> [Material supplied]:
━━━━━━━━━━━━━━━━━━━━━━━━━━━━━━

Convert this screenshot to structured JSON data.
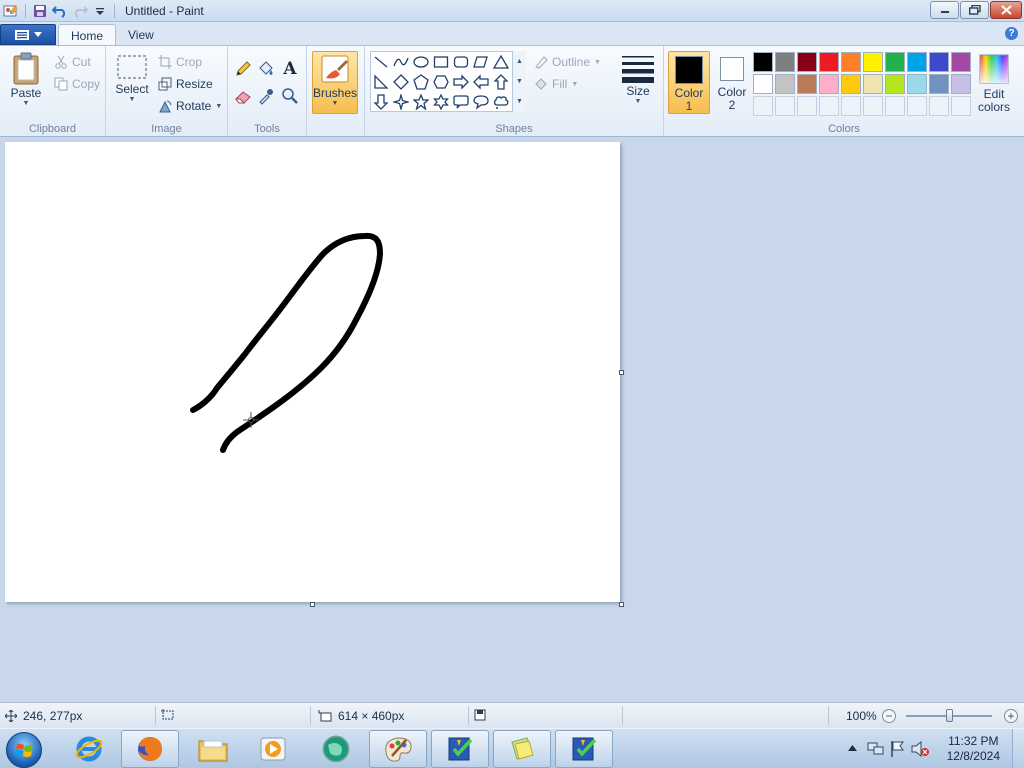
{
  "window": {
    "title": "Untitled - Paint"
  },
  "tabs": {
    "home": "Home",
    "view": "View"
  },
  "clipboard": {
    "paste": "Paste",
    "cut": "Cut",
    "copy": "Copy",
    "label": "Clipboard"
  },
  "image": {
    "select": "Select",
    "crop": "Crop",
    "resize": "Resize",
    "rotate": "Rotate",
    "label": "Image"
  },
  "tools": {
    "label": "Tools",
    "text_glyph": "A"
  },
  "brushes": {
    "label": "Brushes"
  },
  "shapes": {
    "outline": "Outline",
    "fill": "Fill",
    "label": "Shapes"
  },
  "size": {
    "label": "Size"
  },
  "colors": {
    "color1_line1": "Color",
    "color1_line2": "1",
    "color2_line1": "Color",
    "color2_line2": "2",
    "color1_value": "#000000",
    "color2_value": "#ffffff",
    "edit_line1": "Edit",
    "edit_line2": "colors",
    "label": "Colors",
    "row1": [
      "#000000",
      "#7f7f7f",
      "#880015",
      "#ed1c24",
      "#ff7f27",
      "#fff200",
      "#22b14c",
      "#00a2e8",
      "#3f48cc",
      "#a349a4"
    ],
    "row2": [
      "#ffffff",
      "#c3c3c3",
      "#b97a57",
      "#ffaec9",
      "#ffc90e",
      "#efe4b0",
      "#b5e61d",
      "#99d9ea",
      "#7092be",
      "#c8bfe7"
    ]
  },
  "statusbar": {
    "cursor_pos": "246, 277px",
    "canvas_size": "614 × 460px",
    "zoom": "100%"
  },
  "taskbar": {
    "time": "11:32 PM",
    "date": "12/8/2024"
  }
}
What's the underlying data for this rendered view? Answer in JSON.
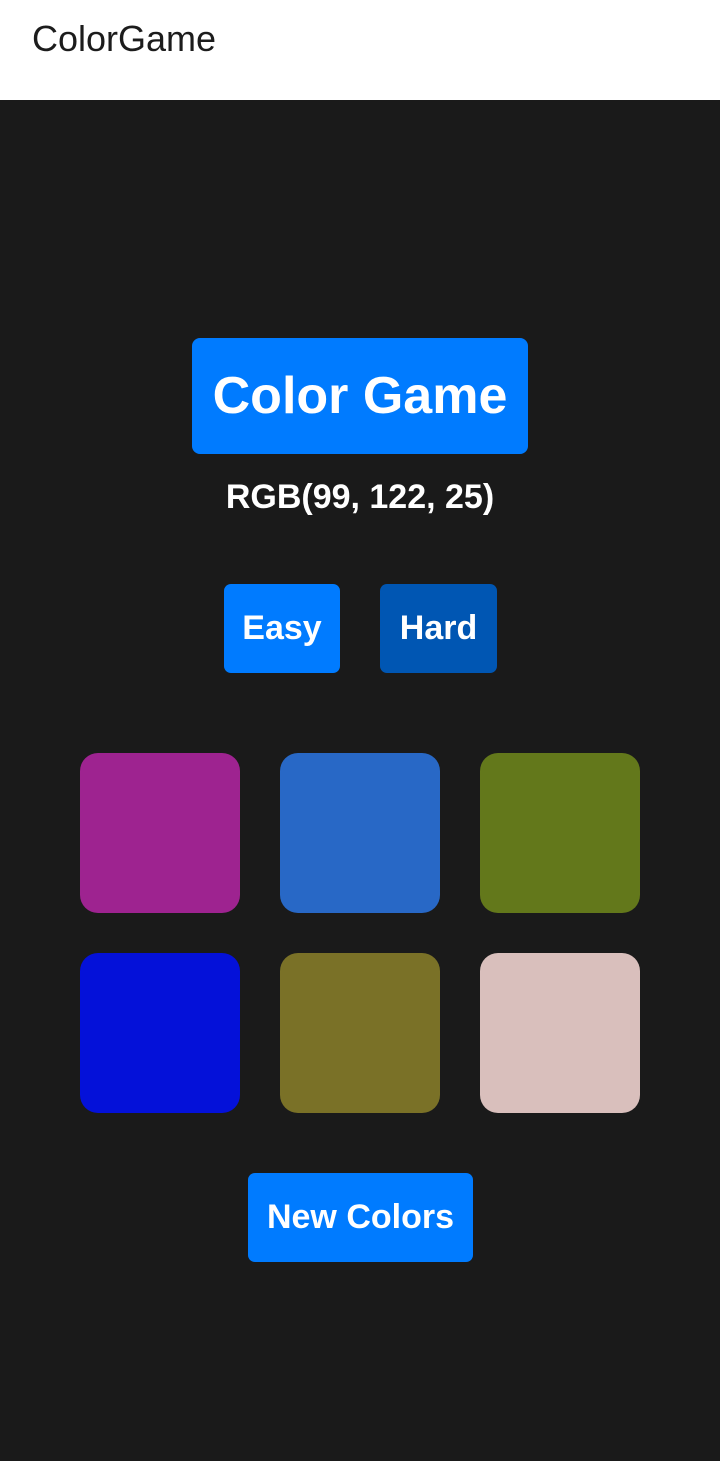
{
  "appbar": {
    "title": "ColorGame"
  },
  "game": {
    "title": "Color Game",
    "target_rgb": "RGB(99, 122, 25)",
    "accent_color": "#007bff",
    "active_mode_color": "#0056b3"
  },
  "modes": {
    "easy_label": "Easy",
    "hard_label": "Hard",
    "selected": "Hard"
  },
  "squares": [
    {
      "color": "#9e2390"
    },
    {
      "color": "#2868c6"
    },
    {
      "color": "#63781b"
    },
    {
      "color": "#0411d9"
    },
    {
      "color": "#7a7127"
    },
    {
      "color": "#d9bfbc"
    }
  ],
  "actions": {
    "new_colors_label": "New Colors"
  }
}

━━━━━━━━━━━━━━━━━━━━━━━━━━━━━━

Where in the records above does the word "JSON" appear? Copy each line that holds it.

> [Answer to this exercise]:
Convert this screenshot to structured JSON data.
What's the underlying data for this rendered view? Answer in JSON.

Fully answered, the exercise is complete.